Monday, January 5, 2015

fresh powder

     It's cold outside. Fresh white powder is everywhere. Dressed in my gray parka over Orscheln coveralls, I stand on the hillside of the city of Carrollton, the south end that slopes down down to the flat bottoms, and further out across fields to a distant unseen Missouri River. The stillness of January and winter. Sketchpad gripped close, this pencil describes the plume of smoke from the chimney in the lower yard just ahead.

      I slip into my car to bring back circulation and warmth to these hands and cold feet in boots. The engine purrs. Fifteen minutes pass. That's enough. Gloves on, I'm outside puffing steam. The drawing resumes.

     The year is 2013. Clay Street offers rooftops and pristine yards under snow.

      This city has variety, neighborhoods clustered, with woods winding through the city limits and ponds and hills. Farmland on the edge of town, appears in town for a city block, if your are on the east side of this village, our hamlet. Our population is just under four thousand residents (not including chickens or dogs).

      Houses peek out behind barren branches, just off South Ely Street before it meets West Lincoln Street.

       In that same locale, I can look up and see the sun trying to burn through the winter haze. A silvery disk, the light traces of graphite on white paper.

       Hints of dried brush, lilting smoke, tracks in the snow, and sled trails. The blue sky is described as darkness with this 6B lead pencil.

      What I observe with clear sight, what might have been a point-and-click photograph, is now living-reminders-of-what-I-am-about. Not a photograph-maker like my father. For me, image-making BEGINS when I interpret and exclude and include and make marks on white paper, and decide which elements I want to keep. A store of locations, pinpointed on my map, my sketchpad. The haze in the air, which I cannot draw like a photograph, becomes vague, wispy, incomplete, yet sufficient. Yes. This is what makes a drawing a "drawing." An organized jumble of abstract lines and scuffs. A full record that I can always go back to and savor with my eyes.

      I WORK HARD on this limb and trunk. A balance of description and silhouette. Some of it graphic and bold. Some of it a shell and empty. Poetic. And this time it worked!! I pulled it off. (Even a whole year later, when it was carved onto a rubber linoleum block with razor blades and sharp gouges, inked black with a brayer, squeezed tight onto flat paper-- that limb still held the poetry-- exactly what I wanted to remember of this day, Friday afternoon January third.)
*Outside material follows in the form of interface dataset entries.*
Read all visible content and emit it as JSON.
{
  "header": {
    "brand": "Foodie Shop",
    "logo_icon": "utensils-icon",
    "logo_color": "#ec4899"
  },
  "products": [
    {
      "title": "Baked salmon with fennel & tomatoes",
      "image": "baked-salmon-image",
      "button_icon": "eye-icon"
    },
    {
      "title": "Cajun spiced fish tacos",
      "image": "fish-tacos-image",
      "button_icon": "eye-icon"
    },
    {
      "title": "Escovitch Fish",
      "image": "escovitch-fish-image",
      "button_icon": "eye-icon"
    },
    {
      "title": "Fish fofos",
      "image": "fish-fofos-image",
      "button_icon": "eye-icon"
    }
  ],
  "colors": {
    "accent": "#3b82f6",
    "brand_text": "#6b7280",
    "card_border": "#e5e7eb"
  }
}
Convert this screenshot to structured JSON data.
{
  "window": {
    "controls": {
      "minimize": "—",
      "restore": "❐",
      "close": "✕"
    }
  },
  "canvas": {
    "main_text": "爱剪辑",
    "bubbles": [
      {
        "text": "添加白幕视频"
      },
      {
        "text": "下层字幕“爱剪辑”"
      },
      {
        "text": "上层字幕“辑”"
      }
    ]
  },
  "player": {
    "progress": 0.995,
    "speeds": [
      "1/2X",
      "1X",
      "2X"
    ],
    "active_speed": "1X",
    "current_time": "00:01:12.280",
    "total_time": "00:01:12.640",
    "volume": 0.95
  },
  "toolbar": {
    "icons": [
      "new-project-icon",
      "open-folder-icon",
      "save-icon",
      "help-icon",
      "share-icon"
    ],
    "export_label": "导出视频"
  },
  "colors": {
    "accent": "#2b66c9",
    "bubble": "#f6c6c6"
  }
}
      It was a year from now that the drawing was turned into rigid black and white. Let me tell you what I learned from that. Carved lines cannot be light grey and wispy like a drawing unless the ink applied is faint light grey. I knew that going in. This is why I am so pleased with the composition of the "limb over houses in the snow" that I drew today. I made this composition with my own hand. It is mine.

      My fingers are freezing. The downtown shops poise on a mountain over there. Stiff grass sticks out of the snow by my boots. Traces of snow activity leftover from Christmas meander across the vacant lot below my gaze. There are sledding trails, snowmobile ruts, footprints, and the lonely houses huddled along West Lincoln Street, down towards the Lincoln Lake. The winding tree rows, the crisp Midwest chill. "Gee, it's cold out here!!"
     Back in my idling car there is an apple, the raisins and the carrots I've packed to munch on. Yesterday I was out drawing. Tomorrow I will be doing the same. But for now, while I munch and swallow, I am thinking where to drive to next. Out by the Oakhill cemetary, just a few block from here? Or up on the east side, where I can look over rooftops, an old barn, a ridge of trees to the house rows on Third Street that disappear up by the Adams Elementary School and skyline of church steeples?